*** Opening of Provided data ***

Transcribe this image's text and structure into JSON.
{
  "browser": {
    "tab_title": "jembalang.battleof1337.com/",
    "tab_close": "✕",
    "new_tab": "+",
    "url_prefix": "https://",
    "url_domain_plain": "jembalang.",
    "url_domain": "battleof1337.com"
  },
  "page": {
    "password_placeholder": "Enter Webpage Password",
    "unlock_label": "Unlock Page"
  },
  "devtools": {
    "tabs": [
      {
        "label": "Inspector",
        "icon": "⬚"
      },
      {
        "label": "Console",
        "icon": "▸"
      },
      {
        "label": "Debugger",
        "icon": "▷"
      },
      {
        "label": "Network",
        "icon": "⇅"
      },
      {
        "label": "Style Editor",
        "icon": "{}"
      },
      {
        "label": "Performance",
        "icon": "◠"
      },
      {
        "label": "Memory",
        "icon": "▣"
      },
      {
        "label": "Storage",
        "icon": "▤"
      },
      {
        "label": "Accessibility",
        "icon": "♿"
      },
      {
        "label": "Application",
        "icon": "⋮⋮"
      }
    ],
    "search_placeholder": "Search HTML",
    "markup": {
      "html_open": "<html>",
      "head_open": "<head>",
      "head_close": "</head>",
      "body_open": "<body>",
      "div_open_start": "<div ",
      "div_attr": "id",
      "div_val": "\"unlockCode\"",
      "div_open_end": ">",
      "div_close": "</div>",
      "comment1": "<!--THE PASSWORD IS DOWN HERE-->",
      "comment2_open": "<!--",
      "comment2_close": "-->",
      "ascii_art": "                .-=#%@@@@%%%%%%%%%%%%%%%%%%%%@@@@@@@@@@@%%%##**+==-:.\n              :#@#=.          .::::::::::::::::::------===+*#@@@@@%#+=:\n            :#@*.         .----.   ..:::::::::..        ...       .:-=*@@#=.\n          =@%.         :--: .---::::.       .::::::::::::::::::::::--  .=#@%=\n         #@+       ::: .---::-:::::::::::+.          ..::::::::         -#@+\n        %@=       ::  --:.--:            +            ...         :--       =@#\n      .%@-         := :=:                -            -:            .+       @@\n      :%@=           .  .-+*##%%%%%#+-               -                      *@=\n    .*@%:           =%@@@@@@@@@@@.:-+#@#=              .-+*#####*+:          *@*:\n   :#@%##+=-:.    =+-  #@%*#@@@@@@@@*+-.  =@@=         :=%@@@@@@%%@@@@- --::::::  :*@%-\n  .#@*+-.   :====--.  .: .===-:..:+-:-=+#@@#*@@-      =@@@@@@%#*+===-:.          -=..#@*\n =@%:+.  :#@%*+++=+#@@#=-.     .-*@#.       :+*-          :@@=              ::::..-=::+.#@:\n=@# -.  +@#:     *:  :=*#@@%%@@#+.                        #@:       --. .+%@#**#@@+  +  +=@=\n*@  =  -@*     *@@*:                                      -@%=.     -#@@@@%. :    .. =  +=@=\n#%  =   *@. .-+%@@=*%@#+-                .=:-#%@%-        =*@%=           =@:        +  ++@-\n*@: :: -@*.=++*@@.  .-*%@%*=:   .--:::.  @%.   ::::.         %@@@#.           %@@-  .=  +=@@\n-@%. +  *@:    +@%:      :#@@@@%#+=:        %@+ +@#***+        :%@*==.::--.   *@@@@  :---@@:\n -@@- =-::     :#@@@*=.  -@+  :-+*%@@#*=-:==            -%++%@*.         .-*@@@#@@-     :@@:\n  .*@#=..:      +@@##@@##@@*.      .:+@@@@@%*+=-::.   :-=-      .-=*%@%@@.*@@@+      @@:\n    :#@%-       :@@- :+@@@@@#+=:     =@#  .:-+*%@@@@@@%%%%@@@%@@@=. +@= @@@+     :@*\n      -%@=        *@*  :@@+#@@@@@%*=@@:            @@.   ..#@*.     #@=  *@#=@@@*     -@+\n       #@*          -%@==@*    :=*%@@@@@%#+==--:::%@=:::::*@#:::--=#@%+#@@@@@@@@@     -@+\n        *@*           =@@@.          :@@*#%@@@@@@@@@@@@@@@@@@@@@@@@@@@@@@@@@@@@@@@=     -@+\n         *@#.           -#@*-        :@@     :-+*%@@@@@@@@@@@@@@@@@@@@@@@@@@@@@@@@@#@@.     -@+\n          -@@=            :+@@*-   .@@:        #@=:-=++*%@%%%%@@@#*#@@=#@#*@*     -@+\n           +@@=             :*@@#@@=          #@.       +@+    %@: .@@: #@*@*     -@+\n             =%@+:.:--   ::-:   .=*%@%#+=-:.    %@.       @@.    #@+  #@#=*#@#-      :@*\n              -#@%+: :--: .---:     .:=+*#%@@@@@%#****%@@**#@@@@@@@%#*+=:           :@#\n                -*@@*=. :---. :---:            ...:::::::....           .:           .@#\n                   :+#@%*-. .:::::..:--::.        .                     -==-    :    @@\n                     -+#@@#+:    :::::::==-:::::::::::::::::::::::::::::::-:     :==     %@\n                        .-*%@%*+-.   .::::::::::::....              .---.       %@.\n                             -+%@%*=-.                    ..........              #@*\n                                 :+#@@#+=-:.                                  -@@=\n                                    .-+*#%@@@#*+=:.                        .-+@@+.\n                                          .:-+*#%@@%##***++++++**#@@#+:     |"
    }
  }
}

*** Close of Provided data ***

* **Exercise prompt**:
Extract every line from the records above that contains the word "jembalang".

* **Response area**:
    "tab_title": "jembalang.battleof1337.com/",
    "url_domain_plain": "jembalang.",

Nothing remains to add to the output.